Noting that around 66% of the equity share capital of Tata Sons is held by philanthropic Trusts including Sir Dorabji Tata Trust and Sir Rata Tata Trust that support education, health and livelihood generation, the court ruled that “there is nothing abhorring about the validity of the affirmative voting rights”.
The court held that Tata Group was guided by the principle of “Corporate Governance” even without a statutory compulsion since it was not a listed public company, and this was evidenced by the fact that Mistry was the first one outside the Tata family to be crowned as the executive chairman and the Board of Tata Sons had many persons who could be ranked outsiders.
“If the idea was to run Tata Sons purely as a family business, Ratan Tata need not have stepped down from the chairmanship. Today, nobody wants to step down from any office, except if afflicted by brain stroke or sun stroke,” said the court.
It also reproached Mistry for calling Ratan Tata a “shadow director” in Tata Sons, saying that when the Board, of which Mistry was a chairman, had nominated Ratan Tata as chairman emeritus and recorded their desire of his support and guidance, it was not open to Mistry and the SP Group to call Ratan Tata a shadow Director.
The apex court also shot down Mistry’s claim for a proportionate representation on the Board, saying it is neither statutorily or contractually sustainable nor factually justified since the SP Group boarded the journey only in 1980 when Mistry’s father was made a director. Further, it said, there was nothing to show a preexisting relationship between the Tata Group and the SP Group before the incorporation of the company or any agreement in the nature of a partnership.

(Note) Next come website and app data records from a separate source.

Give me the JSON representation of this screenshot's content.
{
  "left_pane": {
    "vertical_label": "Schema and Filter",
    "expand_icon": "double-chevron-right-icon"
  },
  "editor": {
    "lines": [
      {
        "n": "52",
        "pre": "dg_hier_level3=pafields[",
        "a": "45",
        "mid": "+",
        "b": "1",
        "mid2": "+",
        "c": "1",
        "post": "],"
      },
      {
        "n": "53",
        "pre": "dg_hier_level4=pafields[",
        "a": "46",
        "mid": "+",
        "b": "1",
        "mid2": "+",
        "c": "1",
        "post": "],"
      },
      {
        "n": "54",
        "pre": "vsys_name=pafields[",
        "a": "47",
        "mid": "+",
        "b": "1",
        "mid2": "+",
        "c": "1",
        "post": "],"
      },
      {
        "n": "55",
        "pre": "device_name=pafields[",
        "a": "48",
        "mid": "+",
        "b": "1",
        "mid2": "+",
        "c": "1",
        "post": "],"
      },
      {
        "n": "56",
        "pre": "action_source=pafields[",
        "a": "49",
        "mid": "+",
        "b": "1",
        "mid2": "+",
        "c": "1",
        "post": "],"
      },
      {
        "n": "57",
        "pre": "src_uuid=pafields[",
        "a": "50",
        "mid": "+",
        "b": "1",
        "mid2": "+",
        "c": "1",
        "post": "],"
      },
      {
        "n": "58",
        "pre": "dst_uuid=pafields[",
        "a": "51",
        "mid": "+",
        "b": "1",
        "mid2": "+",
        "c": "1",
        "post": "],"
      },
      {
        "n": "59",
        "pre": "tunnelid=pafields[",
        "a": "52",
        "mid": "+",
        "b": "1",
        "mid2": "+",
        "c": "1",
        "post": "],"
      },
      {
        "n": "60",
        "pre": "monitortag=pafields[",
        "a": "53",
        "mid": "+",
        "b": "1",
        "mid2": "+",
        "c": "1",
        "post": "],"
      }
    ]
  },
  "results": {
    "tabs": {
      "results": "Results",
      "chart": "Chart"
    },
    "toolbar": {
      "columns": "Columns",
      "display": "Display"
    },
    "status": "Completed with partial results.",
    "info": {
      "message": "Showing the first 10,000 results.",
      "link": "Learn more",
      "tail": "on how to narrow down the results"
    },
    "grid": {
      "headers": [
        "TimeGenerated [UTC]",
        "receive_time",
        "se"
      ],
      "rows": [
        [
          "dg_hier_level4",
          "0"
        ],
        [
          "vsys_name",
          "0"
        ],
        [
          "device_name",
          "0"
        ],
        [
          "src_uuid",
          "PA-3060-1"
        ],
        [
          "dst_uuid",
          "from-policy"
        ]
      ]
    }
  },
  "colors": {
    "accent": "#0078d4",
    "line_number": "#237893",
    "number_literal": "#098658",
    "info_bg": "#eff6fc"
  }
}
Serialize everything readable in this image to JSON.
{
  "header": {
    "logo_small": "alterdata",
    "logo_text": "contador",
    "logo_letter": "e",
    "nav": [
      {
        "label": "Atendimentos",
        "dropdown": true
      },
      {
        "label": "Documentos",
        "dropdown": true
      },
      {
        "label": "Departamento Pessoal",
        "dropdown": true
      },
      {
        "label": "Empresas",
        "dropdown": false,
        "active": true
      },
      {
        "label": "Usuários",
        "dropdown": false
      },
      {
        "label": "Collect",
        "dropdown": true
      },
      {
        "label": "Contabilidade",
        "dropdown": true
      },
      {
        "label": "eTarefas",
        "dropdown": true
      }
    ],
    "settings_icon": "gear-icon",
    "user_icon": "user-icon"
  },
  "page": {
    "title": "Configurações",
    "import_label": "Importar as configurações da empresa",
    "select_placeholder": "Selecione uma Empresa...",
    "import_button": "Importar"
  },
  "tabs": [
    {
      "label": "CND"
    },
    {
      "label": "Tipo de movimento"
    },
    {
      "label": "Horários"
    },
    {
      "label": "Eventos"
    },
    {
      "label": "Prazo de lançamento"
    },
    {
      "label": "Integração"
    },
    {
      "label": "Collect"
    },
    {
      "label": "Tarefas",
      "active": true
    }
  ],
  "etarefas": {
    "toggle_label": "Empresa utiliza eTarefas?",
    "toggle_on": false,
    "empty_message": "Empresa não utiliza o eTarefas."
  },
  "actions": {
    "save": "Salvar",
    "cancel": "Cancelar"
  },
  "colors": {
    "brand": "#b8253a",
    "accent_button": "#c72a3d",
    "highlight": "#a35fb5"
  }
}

And finally — Whether the reconversion of Tata Sons from a public company into a private company was bad in law?
While allowing the appeals of the SP Group, NCLAT had declared the action of the Registrar of Companies in issuing the amended Certificate of Incorporation as illegal with a further direction to the Registrar of Companies to make necessary corrections in the records showing the Tata Sons as a public company.
The court commenced its adjudication by underlining that even SP Group does not dispute that Tata Sons satisfies the parameters of Section 2(68) of the 2013 Act that defines a private company — but contentions revolve around the procedure followed for reconversion. NCLAT held that Tata Sons ought to have followed the process of a special resolution and amendment of its Articles under Section 14 and 14(1) of the Companies Act.
The court found NCLAT’s reasoning to be flawed. “What NCLAT failed to see was that Tata sons did not become a public company by choice but became one by operation of law. Therefore, we do not know how such a company should also be asked to follow the rigors of Section 14(1)(b) of the 2013 Act,” it noted. The court said that Section 14(1), primarily, deals with the issue of alteration of Articles of Association of the company but “Tata Sons wanted a mere amendment of the Certificate of Incorporation, which is not something that is covered by Section 14 of the 2013 Act.”
It said that the NCLAT mixed up the attempt of Tata Sons to have the Certificate of Incorporation amended with an attempt to have the Articles of Association amended, while pointing out that Tata Sons satisfied the criteria prescribed in Section 2(68) of the Act by having restriction on the right to transfer shares, limitation on the number of members and prohibiting any invitation to the public to subscribe to shares/debentures.
“The certificate is a mere recognition of the status of the company and it does not by itself create one. Once a new definition of the expression ‘private company’ came into force under section 2(68) of the 2013 Act, the only test to be applied is to find out if the company fits into the scheme under the new Act or not,” ruled the court.
It was these five questions and the court’s detailed examination of the themes that swung the verdict in favour of Ratan Tata, bringing to an end a major acrimonious chapter in India’s corporate history.